  • Reorganize the Work and Relocate Materials
    • Reorganize work tasks to eliminate unnecessary lifts and movement of materials
    • Arrange for materials to be off loaded to staging areas close to the work area. This will reduce the distance loads need to be lifted or lowered, carried, and pushed or pulled
    • Keep it off the ground
      • Redesign jobs to avoid lifting/lowering or moving materials to or from the ground. For example arrange for pallet load of materials to be positioned within workers' power zone, not on the ground
      • Set site rules to raise the work off the ground.

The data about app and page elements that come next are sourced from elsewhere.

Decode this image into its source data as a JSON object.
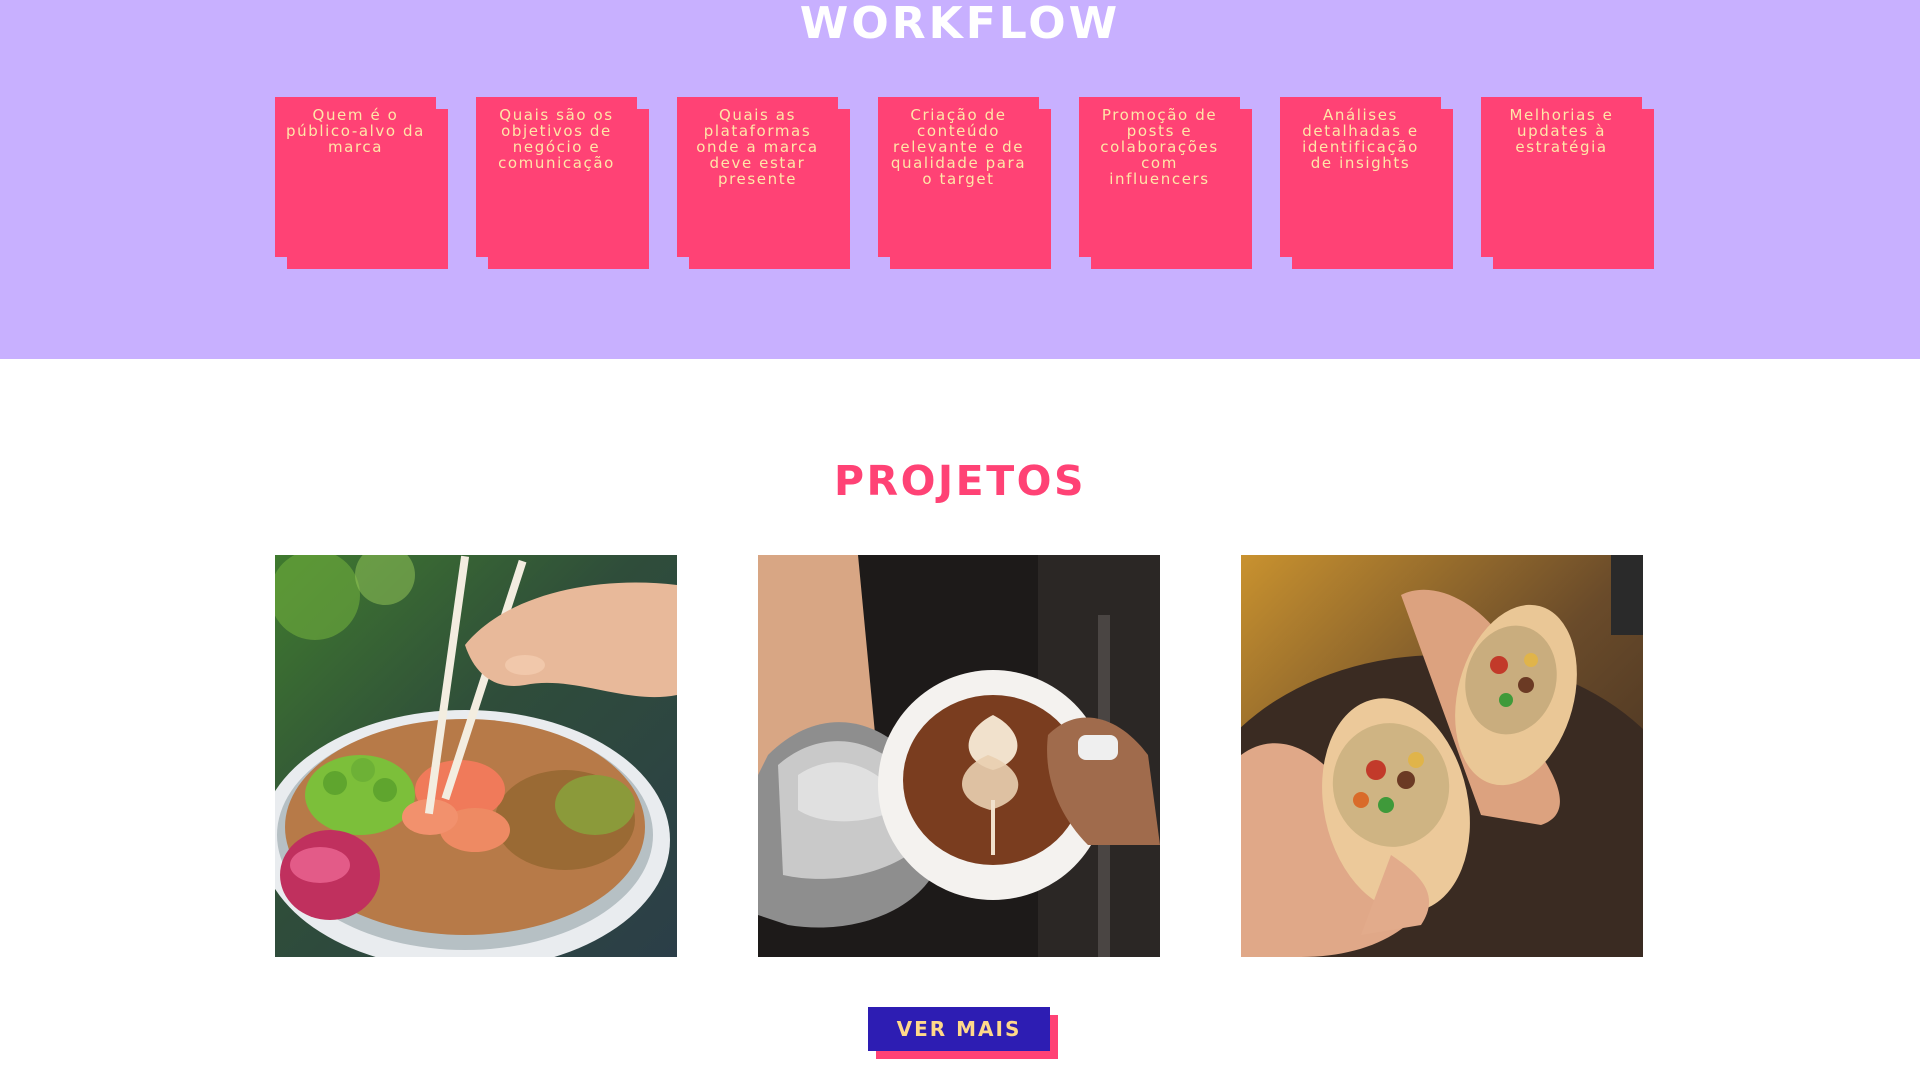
{
  "workflow": {
    "title": "WORKFLOW",
    "steps": [
      {
        "label": "Quem é o público-alvo da marca"
      },
      {
        "label": "Quais são os objetivos de negócio e comunicação"
      },
      {
        "label": "Quais as plataformas onde a marca deve estar presente"
      },
      {
        "label": "Criação de conteúdo relevante e de qualidade para o target"
      },
      {
        "label": "Promoção de posts e colaborações com influencers"
      },
      {
        "label": "Análises detalhadas e identificação de insights"
      },
      {
        "label": "Melhorias e updates à estratégia"
      }
    ]
  },
  "projects": {
    "title": "PROJETOS",
    "images": [
      {
        "subject": "poke-bowl-photo"
      },
      {
        "subject": "latte-art-photo"
      },
      {
        "subject": "burrito-photo"
      }
    ],
    "cta_label": "VER MAIS"
  },
  "colors": {
    "workflow_background": "#c8b0ff",
    "accent_pink": "#ff4275",
    "step_text": "#ffe6a8",
    "button_background": "#2d1db3",
    "button_text": "#ffd98a"
  }
}
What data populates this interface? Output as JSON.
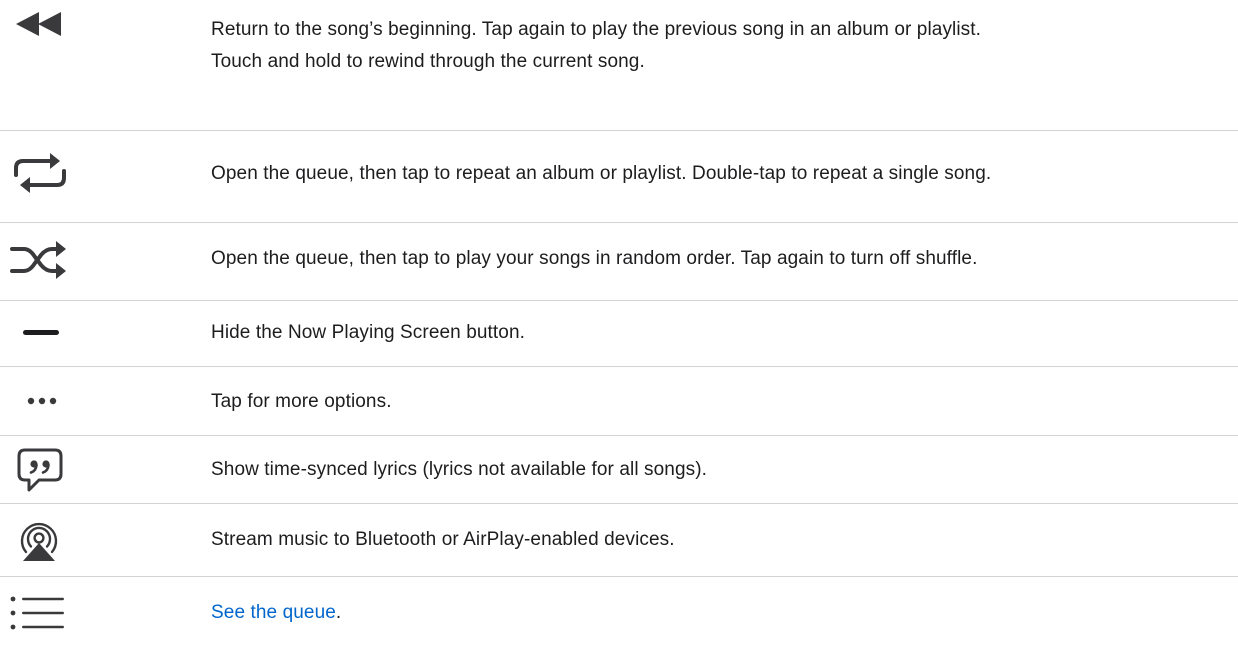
{
  "rows": [
    {
      "icon": "rewind-icon",
      "lines": [
        "Return to the song’s beginning. Tap again to play the previous song in an album or playlist.",
        "Touch and hold to rewind through the current song."
      ]
    },
    {
      "icon": "repeat-icon",
      "text": "Open the queue, then tap to repeat an album or playlist. Double-tap to repeat a single song."
    },
    {
      "icon": "shuffle-icon",
      "text": "Open the queue, then tap to play your songs in random order. Tap again to turn off shuffle."
    },
    {
      "icon": "minus-icon",
      "text": "Hide the Now Playing Screen button."
    },
    {
      "icon": "ellipsis-icon",
      "text": "Tap for more options."
    },
    {
      "icon": "lyrics-quote-bubble-icon",
      "text": "Show time-synced lyrics (lyrics not available for all songs)."
    },
    {
      "icon": "airplay-icon",
      "text": "Stream music to Bluetooth or AirPlay-enabled devices."
    },
    {
      "icon": "queue-list-icon",
      "link_text": "See the queue",
      "trailing": "."
    }
  ],
  "colors": {
    "text": "#1d1d1f",
    "icon": "#3a3a3c",
    "link": "#0066cc",
    "divider": "#d2d2d7"
  }
}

Require the use of sawhorses or benches so workers do not need to bend over as often
  • Make Equipment Available for moving or lifting loads and encourage its use.
    • Make sure students and young workers are thoroughly trained before using the equipment and closely supervised.
  • Team liftingUse Team Lifting
    • Encourage students and young workers to help each other when lifting or moving materials.
  • Use Lighter Weight Materials
    • Whenever possible select the lightest weight materials for the job
  • Vary Work Assignments for Students and Young Workers
    • Assign tasks where they lift or move materials and then rotate them to other tasks where they do not handle materials
    • Alternate heavy lifting or hard physical tasks with lighter ones
  • Use Safer Techniques When Manually Moving or Handling Loads
    • Encourage rest breaks to help relax tired muscles
    • Before lifting or handling materials
      • Ensure path and walkways are clear
      • Test the load for weight and stability. Use extra caution on loads that are unstable
      • Ensure you have clear access to the load
      • Move close and to the center of the load to prevent twisting, reaching or bending
  • When lifting loads by hand:
    • Keep the lifts within your "power zone" (above the knees and below your shoulders). This is where your body has the most power.
    • Face the load
    • Bend your knees and keep your back straight
    • Bring the load close to your body
    • Get a secure grip using both hands
    • Use your legs to push up and lift the load, not the upper body or back
    • Breathe out and tighten your stomach as you lift
    • Do not twist your body, instead move your feet